Is it any wonder that so many tea lovers dream of opening their very own tearoom? Whether the vision is traditional English, tranquil and trendy Asian, or some modern fusion, I’ve never met a tea lover that doesn’t get excited by the prospect of sitting down to enjoy a few tea inspired dishes and a flight of premium loose teas with friends. If what Americans buy is mostly marketing, packaging and experience, then what could be better than a perfectly executed oasis of tea? The flavors, history and romance are simply unparalleled.


Learn about tea. There are four major types–white, black, oolong and green tea–and thousands of blends, brews and names within those groups. Tea has significance in various cultures and is touted for health benefits. If you are running a tea shop, expect to be asked questions about tea. You’ll need to be knowledgeable about the regions tea comes from, the processing methods for tea, health benefits and significance of tea. Unlike other businesses you can choose, there is a lot to learn besides just how to start a tea store. Read about tea, join groups and go to seminars and presentations to get a good understanding of all there is to know about tea.
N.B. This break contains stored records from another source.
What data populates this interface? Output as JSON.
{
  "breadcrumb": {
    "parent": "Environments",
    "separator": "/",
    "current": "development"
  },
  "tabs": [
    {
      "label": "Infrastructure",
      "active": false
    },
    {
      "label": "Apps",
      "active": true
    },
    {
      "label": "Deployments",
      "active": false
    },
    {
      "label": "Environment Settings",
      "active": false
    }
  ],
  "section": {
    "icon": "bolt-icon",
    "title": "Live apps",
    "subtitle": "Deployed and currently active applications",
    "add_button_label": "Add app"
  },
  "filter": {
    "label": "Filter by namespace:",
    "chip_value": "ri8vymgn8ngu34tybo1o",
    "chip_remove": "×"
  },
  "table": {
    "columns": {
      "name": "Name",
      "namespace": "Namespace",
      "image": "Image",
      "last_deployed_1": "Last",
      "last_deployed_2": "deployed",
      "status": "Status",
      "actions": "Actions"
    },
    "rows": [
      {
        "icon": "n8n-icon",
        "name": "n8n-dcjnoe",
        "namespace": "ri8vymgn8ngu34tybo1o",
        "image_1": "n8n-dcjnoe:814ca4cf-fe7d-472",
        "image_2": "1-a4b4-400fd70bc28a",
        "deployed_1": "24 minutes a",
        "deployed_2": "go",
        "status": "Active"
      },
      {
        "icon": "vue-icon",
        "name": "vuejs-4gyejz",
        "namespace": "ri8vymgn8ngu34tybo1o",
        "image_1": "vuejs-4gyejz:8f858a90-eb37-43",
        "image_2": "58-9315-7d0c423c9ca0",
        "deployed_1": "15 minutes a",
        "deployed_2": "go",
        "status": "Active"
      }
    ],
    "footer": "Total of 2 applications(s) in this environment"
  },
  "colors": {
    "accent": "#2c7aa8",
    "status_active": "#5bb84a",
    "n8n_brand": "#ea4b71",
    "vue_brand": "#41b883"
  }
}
Identify your target market. The customers you intend to sell to will dictate what kind of tea store to run. Some customers will be attracted to the ritual and perceived luxury of tea, while others may be interested in the health benefits.
Define your niche and make a marketing plan. Based on your target market research, decide what type of tea shop to open and how to market it. Your niche and target market will determine everything from the location of your store to the look of your interior, website and stationary to the type of food you serve with tea. It will also help you to focus your advertising and marketing efforts.
Set financial goals and evaluate your start-up and operational costs. Decide how you will finance your business. Have a business plan written to attract investors or apply for loans.
Find a location for your tea shop.Think about the market you plan to serve as well as the amount of customers you want to be able to accommodate at one time when choosing a location. There must also be areas for tea and food preparation. Alternatively, you can open an Internet business selling loose or bulk tea. In this case you’ll need room to store and package the tea as well as an office area to keep track of orders.
Find reliable suppliers. Make sure to choose reputable companies and test all products. In addition to loose tea, you’ll need food products, serving ware and preparation equipment.


Tea Shop Business
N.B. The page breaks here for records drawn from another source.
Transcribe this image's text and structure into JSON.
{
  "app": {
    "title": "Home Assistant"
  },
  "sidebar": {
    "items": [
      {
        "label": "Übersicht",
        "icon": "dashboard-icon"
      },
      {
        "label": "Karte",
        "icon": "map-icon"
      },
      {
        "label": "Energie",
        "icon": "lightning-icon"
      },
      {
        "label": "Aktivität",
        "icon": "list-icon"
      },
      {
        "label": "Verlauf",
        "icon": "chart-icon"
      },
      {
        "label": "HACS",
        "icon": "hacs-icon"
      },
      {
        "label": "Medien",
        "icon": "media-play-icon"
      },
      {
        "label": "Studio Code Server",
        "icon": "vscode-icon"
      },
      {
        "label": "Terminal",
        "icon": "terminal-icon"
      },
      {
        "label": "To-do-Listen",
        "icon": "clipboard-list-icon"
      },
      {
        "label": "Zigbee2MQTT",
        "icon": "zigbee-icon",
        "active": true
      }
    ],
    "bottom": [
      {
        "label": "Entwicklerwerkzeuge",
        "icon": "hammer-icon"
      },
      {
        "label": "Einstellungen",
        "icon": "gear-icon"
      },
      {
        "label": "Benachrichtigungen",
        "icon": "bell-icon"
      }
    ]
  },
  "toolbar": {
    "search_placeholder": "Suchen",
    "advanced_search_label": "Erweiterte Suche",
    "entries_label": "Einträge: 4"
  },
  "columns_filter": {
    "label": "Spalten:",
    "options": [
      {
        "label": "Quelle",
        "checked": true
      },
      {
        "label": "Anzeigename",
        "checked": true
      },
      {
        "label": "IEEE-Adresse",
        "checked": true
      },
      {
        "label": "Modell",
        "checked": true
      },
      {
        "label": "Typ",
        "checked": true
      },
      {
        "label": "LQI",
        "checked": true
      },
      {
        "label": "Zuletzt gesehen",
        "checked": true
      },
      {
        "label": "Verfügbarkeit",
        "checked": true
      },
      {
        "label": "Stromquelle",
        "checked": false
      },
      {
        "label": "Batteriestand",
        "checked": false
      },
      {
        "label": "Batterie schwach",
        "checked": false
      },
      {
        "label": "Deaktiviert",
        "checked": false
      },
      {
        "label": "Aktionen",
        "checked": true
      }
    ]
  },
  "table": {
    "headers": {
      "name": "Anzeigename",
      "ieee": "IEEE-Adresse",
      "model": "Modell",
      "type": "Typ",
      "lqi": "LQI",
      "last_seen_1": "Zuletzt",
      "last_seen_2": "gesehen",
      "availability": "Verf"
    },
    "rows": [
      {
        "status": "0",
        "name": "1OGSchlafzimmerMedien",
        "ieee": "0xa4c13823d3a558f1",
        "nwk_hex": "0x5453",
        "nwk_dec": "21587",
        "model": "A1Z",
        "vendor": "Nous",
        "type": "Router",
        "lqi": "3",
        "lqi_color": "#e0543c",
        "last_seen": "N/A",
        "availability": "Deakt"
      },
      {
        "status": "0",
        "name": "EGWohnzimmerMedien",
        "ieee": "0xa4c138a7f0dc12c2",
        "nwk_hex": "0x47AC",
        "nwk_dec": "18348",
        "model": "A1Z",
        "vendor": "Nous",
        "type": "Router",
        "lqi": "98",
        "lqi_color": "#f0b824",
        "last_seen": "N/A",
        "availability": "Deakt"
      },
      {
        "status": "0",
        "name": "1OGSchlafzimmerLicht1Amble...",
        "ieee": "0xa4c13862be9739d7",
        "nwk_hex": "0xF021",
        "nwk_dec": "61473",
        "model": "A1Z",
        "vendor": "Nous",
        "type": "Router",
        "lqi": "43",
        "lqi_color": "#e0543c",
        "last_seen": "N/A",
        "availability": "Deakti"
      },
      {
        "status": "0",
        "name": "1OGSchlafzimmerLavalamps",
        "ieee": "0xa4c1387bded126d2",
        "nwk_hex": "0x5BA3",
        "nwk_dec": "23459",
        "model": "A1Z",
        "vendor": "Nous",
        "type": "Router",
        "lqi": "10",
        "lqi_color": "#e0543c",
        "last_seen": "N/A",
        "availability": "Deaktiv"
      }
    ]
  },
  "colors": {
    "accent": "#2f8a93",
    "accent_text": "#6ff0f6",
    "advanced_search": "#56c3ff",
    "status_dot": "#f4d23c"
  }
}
Passion fuels resilience and provides you with the ambition to learn and strive to become more competent at what you do. Most importantly than anything else, it affords you the ability to focus. It is my father’s passion which led him to switch from his diamond business to teas at the age of 52, made him climb mountains, take up a tea blending course and changes the face of tea drinking in India. If you are passionate about improving your skills, and about acquiring the emotional reasoning to keep your chin up during the downs, then you have a shot at loving your job because winning is fun.

Construct a sound business plan and have a professional accountant evaluate it for you.

  • Always include the costs of your tea room venue. Whether you buy or rent real estate, your venue will account for a significant portion of your costs.
  • Estimate the costs of furniture for your customers, as well as preparation and serving equipment.
  • Find suppliers who are local to you and offer supplies at a reasonable price.
  • Research which licenses and permits you need to open a tea room in your chosen area.
  • Calculate how much you will need to pay employees, accountants, and other supporting staff.
  • Reserve a portion of your budget for marketing and advertising, as this is key to making your tea room more visible to customers.